Launched in 2016 with the primary aim of increasing the supply of long term affordable housing of all tenures in rural and islands areas. The fund is open to a wide range of potential applicants, including those not able to access traditional funding streams such as community bodies, rural landowners, landlords and private developers. It enables them to take a more active role in meeting the housing needs of their community.
HIF funds housing infrastructure where projects have stalled or can’t proceed due to the level or cost of infrastructure. With the launch of the Housing to 2040 Strategy, we have set out a clear case for “infrastructure first” investment to support long-term housing development, focused on strong place-based investment approaches.
To support these aims, Scottish Ministers have approved the continuation of HIF grant funding with an anticipated further 5 year funding allocation. The continuation of HIF provides an opportunity to build on the successes and lessons learned to date and ensure there remains infrastructure support to unlock housing and deliver on the core aims of Housing to 2040.
Innovative funding solutions such as government guarantees, loans and grant recycling are supporting our ambitions to create communities that are inclusive, empowered, resilient and safe, while expanding the delivery of more homes across all tenures.
We continue to collaborate across the public and private sectors, working with local authorities and delivery partners to maximise available public resources in order to harness increased levels of private finance in innovative ways.
A number of other projects have contributed to the continued expansion of affordable housing supply through Mid market rent (MMR) across Scotland including LAR Housing Trust and the MMR Invitation.
Local Affordable Rented (LAR) Housing Trust – a Scottish charity supported by a package of SG loan funding and Institutional Investment, and set up to provide MMR homes across Scotland.
Mid market rent Invitation – Places for People (PfP) Capital were selected as the preferred bidder and are supported by a package of SG loan funding and pension fund investment to provide MMR homes across Scotland.

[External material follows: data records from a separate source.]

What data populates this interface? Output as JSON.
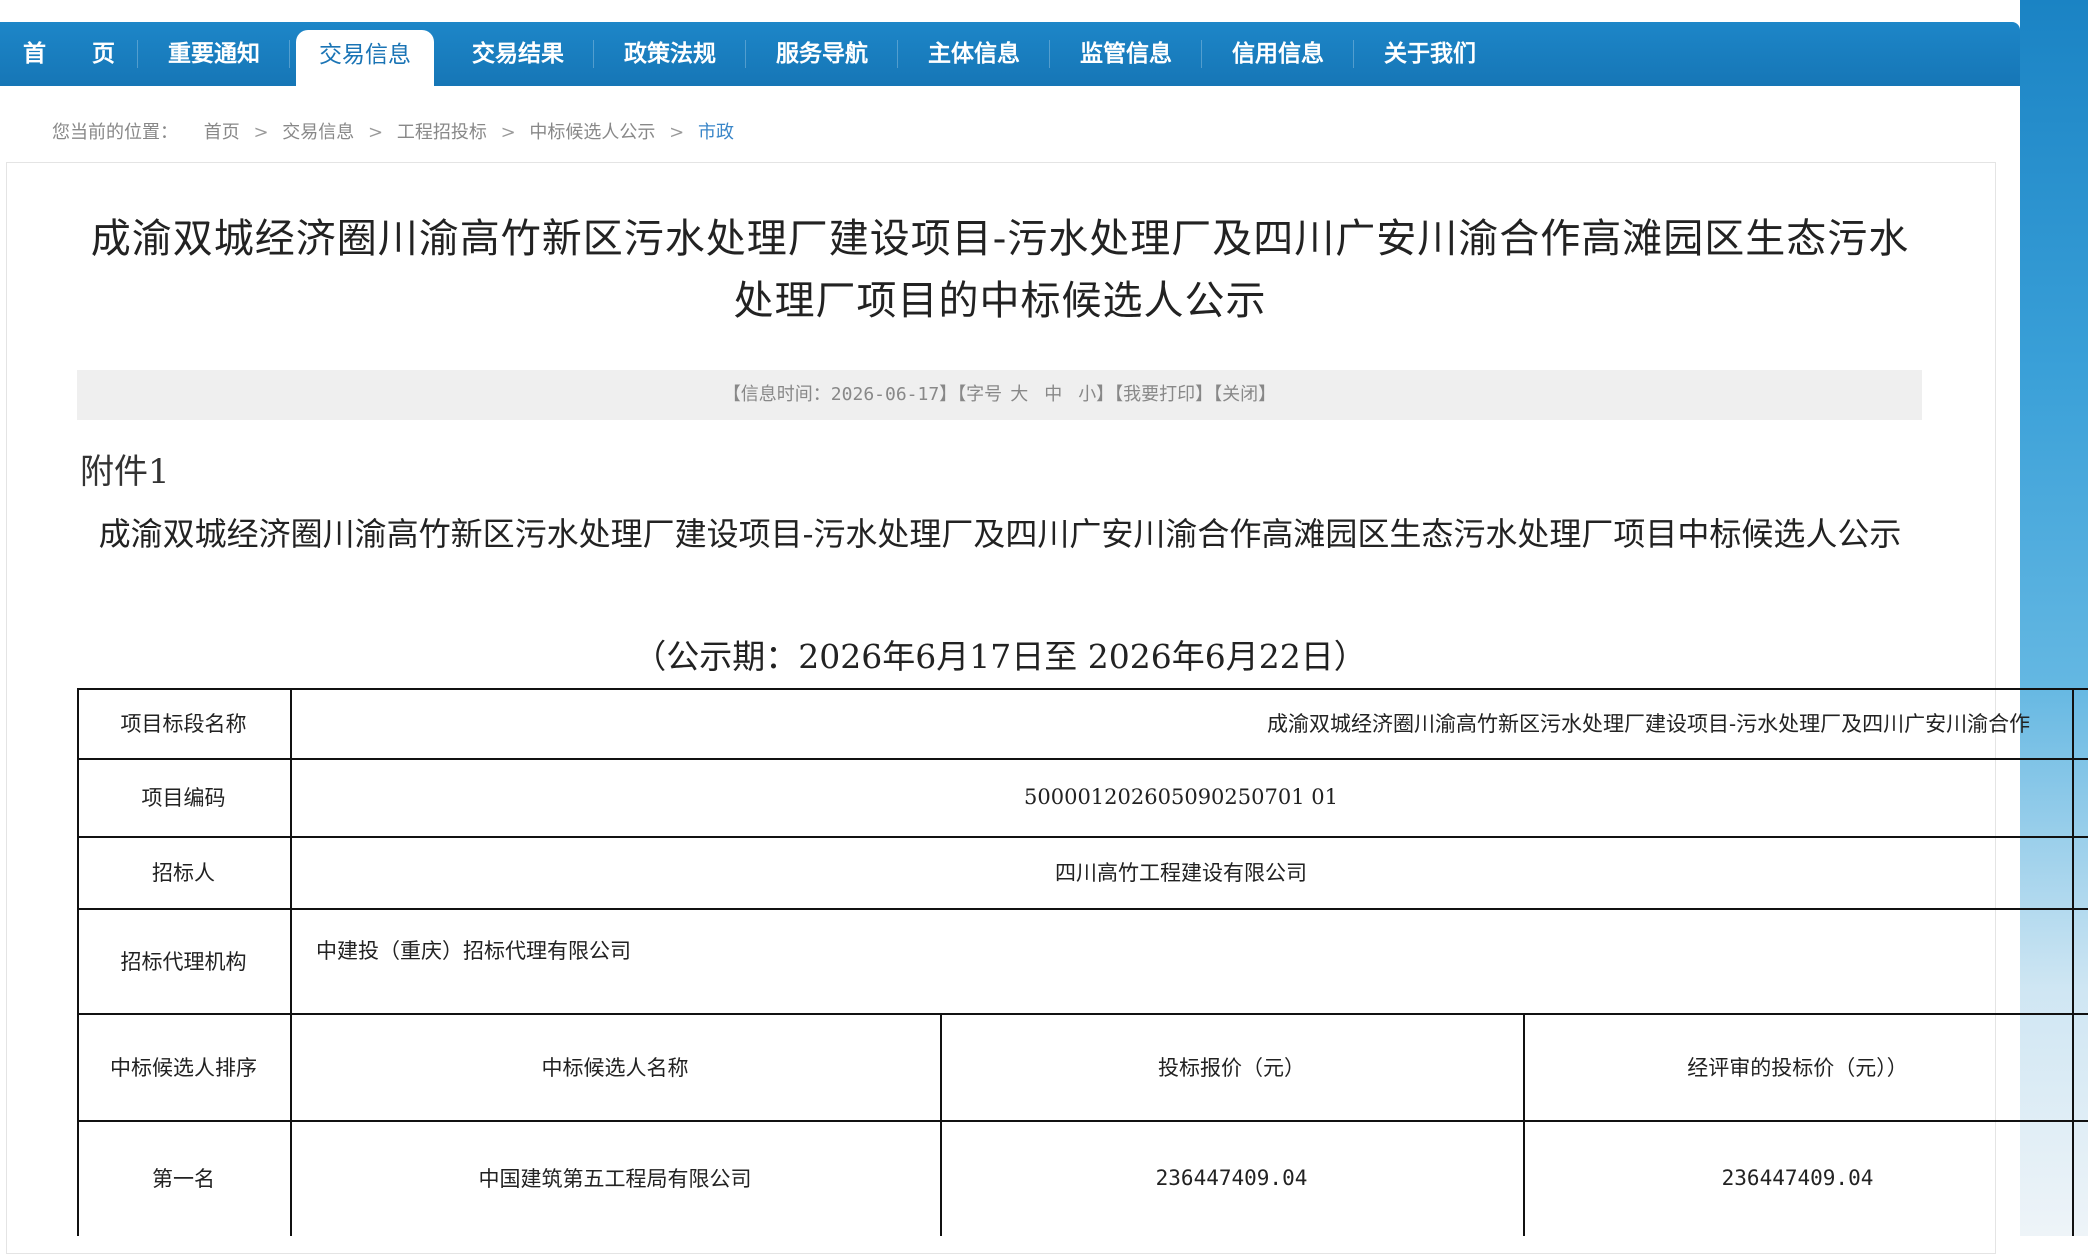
{
  "nav": {
    "items": [
      "首　　页",
      "重要通知",
      "交易信息",
      "交易结果",
      "政策法规",
      "服务导航",
      "主体信息",
      "监管信息",
      "信用信息",
      "关于我们"
    ],
    "active_index": 2
  },
  "breadcrumb": {
    "lead": "您当前的位置：",
    "items": [
      "首页",
      "交易信息",
      "工程招投标",
      "中标候选人公示",
      "市政"
    ],
    "separator": ">"
  },
  "article": {
    "title": "成渝双城经济圈川渝高竹新区污水处理厂建设项目-污水处理厂及四川广安川渝合作高滩园区生态污水处理厂项目的中标候选人公示",
    "info_bar": {
      "date_label": "【信息时间：2026-06-17】",
      "font_label": "【字号",
      "font_large": "大",
      "font_medium": "中",
      "font_small": "小】",
      "print_label": "【我要打印】",
      "close_label": "【关闭】"
    },
    "attachment_label": "附件1",
    "doc_title": "成渝双城经济圈川渝高竹新区污水处理厂建设项目-污水处理厂及四川广安川渝合作高滩园区生态污水处理厂项目中标候选人公示",
    "period": "（公示期：2026年6月17日至 2026年6月22日）"
  },
  "table": {
    "project_name_label": "项目标段名称",
    "project_name_value": "成渝双城经济圈川渝高竹新区污水处理厂建设项目-污水处理厂及四川广安川渝合作",
    "project_code_label": "项目编码",
    "project_code_value": "500001202605090250701 01",
    "tenderer_label": "招标人",
    "tenderer_value": "四川高竹工程建设有限公司",
    "agency_label": "招标代理机构",
    "agency_value": "中建投（重庆）招标代理有限公司",
    "headers": [
      "中标候选人排序",
      "中标候选人名称",
      "投标报价（元）",
      "经评审的投标价（元））"
    ],
    "rows": [
      {
        "rank": "第一名",
        "name": "中国建筑第五工程局有限公司",
        "bid": "236447409.04",
        "evaluated": "236447409.04"
      }
    ]
  },
  "colors": {
    "nav_bg": "#1676b6",
    "active_tab_text": "#1a74b5",
    "breadcrumb_current": "#3a86c8",
    "info_bar_bg": "#efefef"
  }
}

Charitable Bond - The Charitable Bond model is an innovative funding mechanism which provides loan finance for affordable housing, while also generating capital funds, in the form of Charitable Donations. In some instances the donations formed the sole subsidy contribution from the Scottish Government towards the development of social housing but in other cases they were donated in addition to grant funding through the AHSP.